WHAT YOU NEED TO DO:
The lines needed are those below that contain the word "icon"; copy each one.

INPUT FOR THIS TASK:
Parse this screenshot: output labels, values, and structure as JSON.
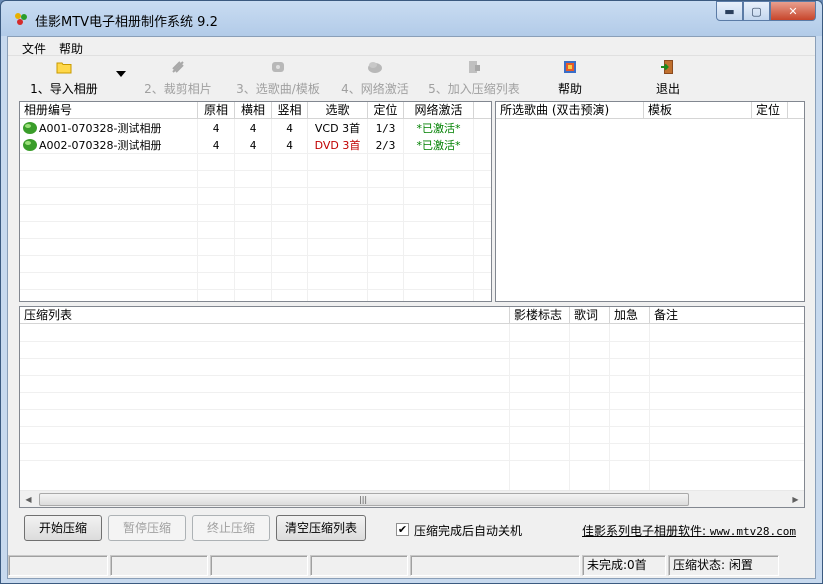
{
  "window": {
    "title": "佳影MTV电子相册制作系统 9.2"
  },
  "colors": {
    "activated_text": "#008000",
    "dvd_text": "#c00000",
    "window_frame": "#c7d9ee"
  },
  "menu": {
    "items": [
      {
        "label": "文件"
      },
      {
        "label": "帮助"
      }
    ]
  },
  "toolbar": {
    "buttons": [
      {
        "label": "1、导入相册",
        "icon": "folder-icon",
        "enabled": true
      },
      {
        "label": "2、裁剪相片",
        "icon": "crop-icon",
        "enabled": false
      },
      {
        "label": "3、选歌曲/模板",
        "icon": "song-template-icon",
        "enabled": false
      },
      {
        "label": "4、网络激活",
        "icon": "network-cloud-icon",
        "enabled": false
      },
      {
        "label": "5、加入压缩列表",
        "icon": "compress-list-icon",
        "enabled": false
      },
      {
        "label": "帮助",
        "icon": "help-book-icon",
        "enabled": true
      },
      {
        "label": "退出",
        "icon": "exit-door-icon",
        "enabled": true
      }
    ]
  },
  "album_table": {
    "columns": [
      "相册编号",
      "原相",
      "横相",
      "竖相",
      "选歌",
      "定位",
      "网络激活"
    ],
    "rows": [
      {
        "id": "A001-070328-测试相册",
        "original": "4",
        "landscape": "4",
        "portrait": "4",
        "songs": "VCD 3首",
        "position": "1/3",
        "activation": "*已激活*",
        "songs_color": "normal"
      },
      {
        "id": "A002-070328-测试相册",
        "original": "4",
        "landscape": "4",
        "portrait": "4",
        "songs": "DVD 3首",
        "position": "2/3",
        "activation": "*已激活*",
        "songs_color": "red"
      }
    ]
  },
  "song_table": {
    "columns": [
      "所选歌曲 (双击预演)",
      "模板",
      "定位"
    ]
  },
  "compress_table": {
    "columns": [
      "压缩列表",
      "影楼标志",
      "歌词",
      "加急",
      "备注"
    ]
  },
  "buttons": {
    "start": "开始压缩",
    "pause": "暂停压缩",
    "stop": "终止压缩",
    "clear": "清空压缩列表"
  },
  "auto_shutdown": {
    "label": "压缩完成后自动关机",
    "checked": true,
    "check_mark": "✔"
  },
  "link": {
    "text": "佳影系列电子相册软件:",
    "url": "www.mtv28.com"
  },
  "status": {
    "unfinished": "未完成:0首",
    "compress_state": "压缩状态: 闲置"
  }
}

FINISHED EXERCISE:
        "icon": "folder-icon",
        "icon": "crop-icon",
        "icon": "song-template-icon",
        "icon": "network-cloud-icon",
        "icon": "compress-list-icon",
        "icon": "help-book-icon",
        "icon": "exit-door-icon",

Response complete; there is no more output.